Baltimore City Police Officer and Four Others Indicted in Drug Trafficking Conspiracy
Police Officer Allegedly Distributed Heroin to a Co-Conspirator in the Police Station Parking Lot
|U.S. Attorney’s Office July 19, 2011|
BALTIMORE—A federal grand jury has indicted Baltimore City Police Officer Daniel Redd, age 41, of Baltimore, Maryland, and four others on drug and gun charges. The indictment was returned on July 7, 2011 and unsealed today upon the arrest of Redd and the remaining defendants: Abdul Zakaria, aka “Tamim Mamah,” age 34, of Owings Mills; Shanel Stallings, aka “Bit,”age 32, of Baltimore; Dyrell Garrett, aka “D,”age 33, of Randallstown, Maryland; and Malik Jones, age 40, of Owings Mills, Maryland.
Abdul Zakaria and Dyrell Garrett had their initial appearance before U.S. Magistrate Judge Stephanie A. Gallagher and were detained. Their detention hearings are scheduled for Thursday, at 1:00 and 1:30 p.m. Shanel Stallings will have her initial appearance at 3:30 p.m. and Daniel Redd is expected to have his initial appearance shortly after that, both before Magistrate Judge Gallagher.
“The Baltimore Police Department initiated this investigation and has been a full partner in this and other pending federal cases involving allegedly corrupt police officers,” said U.S. Attorney Rod J. Rosenstein.
“As evidenced by this indictment and other recent cases throughout the state, the Department of Justice continues to make rooting out corruption at all levels one of its top criminal priorities,” said FBI Special Agent in Charge Richard McFeely. “Coupled with strong leadership by Commissioner Bealefeld and his department, this joint FBI/DEA/BPD investigation has dismantled a significant drug trafficking investigation that flooded the streets of Baltimore with heroin. It is even more egregious that much of this illegal trafficking was allegedly being conducted by an officer who was sworn to stop the very activity he now has been charged with.”
“The allegations against Daniel Redd are an affront to and undermine the integrity of the hard working men and women of the Baltimore Police Department,” said Police Commissioner Frederick H. Bealefeld, III. “When allegations of potential misconduct surfaced, the Baltimore Police Department immediately launched a comprehensive investigation and partnered with the FBI and United States Attorney’s Office. We will not tolerate corruption among our ranks.”
The indictment was announced by United States Attorney for the District of Maryland Rod J. Rosenstein; Special Agent in Charge Richard A. McFeely of the Federal Bureau of Investigation; Special Agent in Charge Ava Cooper-Davis of the Drug Enforcement Administration - Washington Field Division; Baltimore City State’s Attorney Gregg L. Bernstein; and Baltimore Police Commissioner Frederick H. Bealefeld III.

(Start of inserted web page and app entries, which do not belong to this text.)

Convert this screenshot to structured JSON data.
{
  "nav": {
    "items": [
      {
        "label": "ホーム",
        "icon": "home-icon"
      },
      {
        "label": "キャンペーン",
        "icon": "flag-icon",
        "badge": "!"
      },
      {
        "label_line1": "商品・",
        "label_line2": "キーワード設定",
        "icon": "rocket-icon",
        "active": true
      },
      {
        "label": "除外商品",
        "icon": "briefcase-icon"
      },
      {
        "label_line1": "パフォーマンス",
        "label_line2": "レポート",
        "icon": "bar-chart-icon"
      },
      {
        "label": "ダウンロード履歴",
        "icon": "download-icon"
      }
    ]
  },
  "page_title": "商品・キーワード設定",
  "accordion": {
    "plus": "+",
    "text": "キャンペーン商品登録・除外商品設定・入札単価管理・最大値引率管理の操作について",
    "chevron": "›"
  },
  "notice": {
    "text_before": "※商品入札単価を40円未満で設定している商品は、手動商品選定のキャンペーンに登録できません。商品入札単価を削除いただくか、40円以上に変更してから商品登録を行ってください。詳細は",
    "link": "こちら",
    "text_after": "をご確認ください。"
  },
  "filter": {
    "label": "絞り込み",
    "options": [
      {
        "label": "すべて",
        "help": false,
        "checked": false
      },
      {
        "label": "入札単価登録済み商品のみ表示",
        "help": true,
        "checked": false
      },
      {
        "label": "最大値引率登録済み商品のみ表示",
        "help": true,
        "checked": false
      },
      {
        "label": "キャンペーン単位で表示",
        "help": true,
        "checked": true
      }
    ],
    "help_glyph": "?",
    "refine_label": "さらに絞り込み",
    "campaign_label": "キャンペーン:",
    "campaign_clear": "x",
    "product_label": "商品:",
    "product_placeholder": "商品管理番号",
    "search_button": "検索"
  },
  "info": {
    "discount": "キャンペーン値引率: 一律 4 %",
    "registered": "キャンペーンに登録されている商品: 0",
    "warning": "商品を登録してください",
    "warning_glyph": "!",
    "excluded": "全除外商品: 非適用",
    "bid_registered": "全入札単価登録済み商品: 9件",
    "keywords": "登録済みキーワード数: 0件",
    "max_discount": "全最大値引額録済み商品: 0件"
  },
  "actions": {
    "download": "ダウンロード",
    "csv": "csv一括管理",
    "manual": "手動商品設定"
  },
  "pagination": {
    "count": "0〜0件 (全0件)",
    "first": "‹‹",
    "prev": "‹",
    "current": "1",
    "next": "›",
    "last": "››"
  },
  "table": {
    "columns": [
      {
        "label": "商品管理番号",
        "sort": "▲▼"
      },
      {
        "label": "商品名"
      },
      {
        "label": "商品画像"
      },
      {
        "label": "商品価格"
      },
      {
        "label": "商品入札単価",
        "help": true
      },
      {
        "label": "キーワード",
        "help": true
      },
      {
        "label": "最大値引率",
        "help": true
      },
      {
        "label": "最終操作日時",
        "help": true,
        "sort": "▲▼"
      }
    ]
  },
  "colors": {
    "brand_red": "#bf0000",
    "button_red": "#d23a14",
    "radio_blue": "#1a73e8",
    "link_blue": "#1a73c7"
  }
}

According to the seven-count indictment, from January to July 2011 the defendants conspired to distribute heroin. According to the affidavit in support of a search and seizure warrant, Redd, a uniformed patrol officer in the Northwest District of Baltimore, and Zakaria headed the drug organization. The affidavit alleges that Zakaria and others obtained heroin from suppliers in Africa and distributed the heroin to customers, including Redd, Garrett, and Jones. Redd allegedly distributed the heroin to others, including Stallings. During a number of the calls cited in the affidavit, police records reveal that Redd was on duty at the time of the calls. The affidavit also alleges that on March 31, 2011, Redd, while in full police uniform, provided heroin to Zakaria in the parking lot of the Northwest District Police Station.
The indictment further alleges that Redd carried a firearm in relation to his drug trafficking activities.
Each defendant faces a maximum sentence of life in prison for conspiring to distribute heroin. Redd, Zakaria, and Garrett face a maximum sentence of 40 years in prison for possession with intent to distribute 100 grams or more of heroin. Redd, Zakaria, and Stallings also face a maximum sentence of 20 years in prison for possession with intent to distribute heroin and Redd faces a maximum sentence of life in prison on each of three counts for carrying a firearm in relation to a drug trafficking crime.
United States Attorney Rod J. Rosenstein commended the FBI, DEA, the Baltimore City Police Department and the Baltimore City State’s Attorney’s Office for their work in the investigation. Mr. Rosenstein thanked Assistant United States Attorneys Peter M. Nothstein, James T. Wallner and James G. Warwick, who are prosecuting this Organized Crime Drug Enforcement Task Force case.